I can understand why people read interpretations into these passages to fit how they feel that a God they could accept should behave. However, the “Pharaoh did it to himself” interpretation simply does not comport with scripture. God bluntly, explicitly, and repeatedly takes credit for hardening the Pharaoh’s heart, and moreover explains that he planned this from the beginning, along with elucidating precisely why He did it. Then He brazenly says that He’ll have mercy on whom He will and He’ll harden whom He will. He notes that you can’t resist His will, and yet He’ll still blame you for doing what He made you do. Then He defiantly addresses anyone who takes issue with such behavior:
“I raised you up for this very purpose, that I might display my power in you and that my name might be proclaimed in all the earth. Therefore God has mercy on whom He wants to have mercy, and He hardens whom He wants to harden.”
‘One of you will say to me, ‘Then why does God still blame us? For who is able to resist His will?’ But who are you, a human being, to talk back to God? Shall what is formed say to the the one who formed it, ‘Why did you make me like this?'” (Romans 9:17-20)
We are left with the uncomfortable fact that God interfered with the Pharaoh’s free will and forced his defiance, so that He would have an excuse to wield deadly supernatural might against the Egyptians, to demonstrate His power, to gain fame.
Exodus 38:26 tells us that there were 603,550 non-Levite, Israelite male slaves 20 years or older who left Egypt in the Exodus, and Numbers 3:39 tells us there were an additional 22,000 Levite, Israelite male slaves 1 month or older who also left. From this, I think we can sensibly surmise that the number of Egyptians killed (all of the firstborn males killed by the Angel of Death, plus the entire army drowned in the Red Sea, plus everyone killed in the the seventh plague’s hail and fire, plus everyone who starved to death when all of the livestock and fish died and all the crops were destroyed by locusts, etc.) would’ve numbered somewhere from several hundred thousand to several million.
So, in this story, God:
1) interferes with the Pharaoh’s free will to force him to behave defiantly, then punishes both him and his entire population for this defiance;
2) plays both sides, demanding that the Israelites be set free while thwarting this from happening;
3) causes at least several hundred thousand preventable deaths, including many tens of thousands of innocent children;
4) does all this for the express purpose of showing off his power, to make a name for Himself.
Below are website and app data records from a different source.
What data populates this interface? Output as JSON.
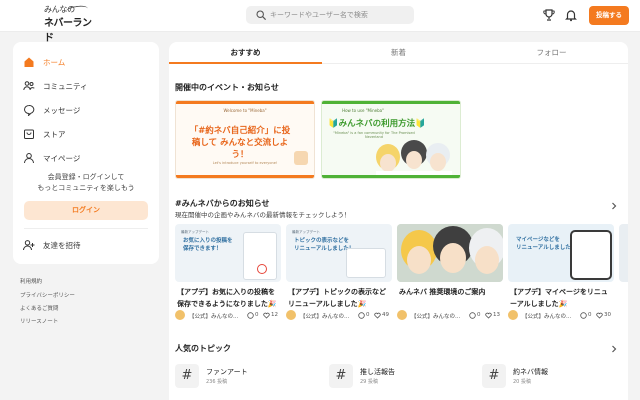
{
  "header": {
    "logo_line1": "みんなの",
    "logo_line2": "ネバーランド",
    "search_placeholder": "キーワードやユーザー名で検索",
    "post_button": "投稿する",
    "icons": [
      "trophy-icon",
      "bell-icon",
      "search-icon"
    ]
  },
  "sidebar": {
    "items": [
      {
        "label": "ホーム",
        "icon": "home-icon",
        "active": true
      },
      {
        "label": "コミュニティ",
        "icon": "people-icon",
        "active": false
      },
      {
        "label": "メッセージ",
        "icon": "chat-icon",
        "active": false
      },
      {
        "label": "ストア",
        "icon": "store-icon",
        "active": false
      },
      {
        "label": "マイページ",
        "icon": "user-icon",
        "active": false
      }
    ],
    "message_line1": "会員登録・ログインして",
    "message_line2": "もっとコミュニティを楽しもう",
    "login_button": "ログイン",
    "invite_label": "友達を招待",
    "footer_links": [
      "利用規約",
      "プライバシーポリシー",
      "よくあるご質問",
      "リリースノート"
    ]
  },
  "tabs": [
    "おすすめ",
    "新着",
    "フォロー"
  ],
  "events": {
    "title": "開催中のイベント・お知らせ",
    "banners": [
      {
        "small": "Welcome to \"Mineba\"",
        "big": "「#約ネバ自己紹介」に投稿して みんなと交流しよう！",
        "tiny": "Let's introduce yourself to everyone!"
      },
      {
        "small": "How to use \"Mineba\"",
        "big": "🔰みんネバの利用方法🔰",
        "tiny": "\"Mineba\" is a fan community for The Promised Neverland"
      }
    ]
  },
  "news": {
    "title": "#みんネバからのお知らせ",
    "subtitle": "現在開催中の企画やみんネバの最新情報をチェックしよう！",
    "cards": [
      {
        "title": "【アプデ】お気に入りの投稿を保存できるようになりました🎉",
        "author": "【公式】みんなの...",
        "comments": "0",
        "likes": "12",
        "img_label": "最新アップデート",
        "img_head": "お気に入りの投稿を\n保存できます！"
      },
      {
        "title": "【アプデ】トピックの表示などリニューアルしました🎉",
        "author": "【公式】みんなの...",
        "comments": "0",
        "likes": "49",
        "img_label": "最新アップデート",
        "img_head": "トピックの表示などを\nリニューアルしました！"
      },
      {
        "title": "みんネバ 推奨環境のご案内",
        "author": "【公式】みんなの...",
        "comments": "0",
        "likes": "13",
        "img_label": "",
        "img_head": ""
      },
      {
        "title": "【アプデ】マイページをリニューアルしました🎉",
        "author": "【公式】みんなの...",
        "comments": "0",
        "likes": "30",
        "img_label": "",
        "img_head": "マイページなどを\nリニューアルしました！"
      }
    ]
  },
  "topics": {
    "title": "人気のトピック",
    "items": [
      {
        "name": "ファンアート",
        "count": "236 投稿"
      },
      {
        "name": "推し活報告",
        "count": "29 投稿"
      },
      {
        "name": "約ネバ情報",
        "count": "20 投稿"
      }
    ]
  },
  "colors": {
    "accent": "#f47a1f",
    "accent_light": "#fde6d2",
    "background": "#f3f3f3"
  }
}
Why do revisionists leave out the critical part about God hardening the Pharaoh’s heart when they retell this story? And why do apologists strive to reinterpret that part to mean something different than what it actually says? Because God’s actions in the story, as the Bible tells the tale, offend their moral sensibilities. As they should. But the Bible does say that, and pretending otherwise is neither faithful nor honest. Instead, fundamentalist believers must grapple with worshipping a God whose morality contradicts their own.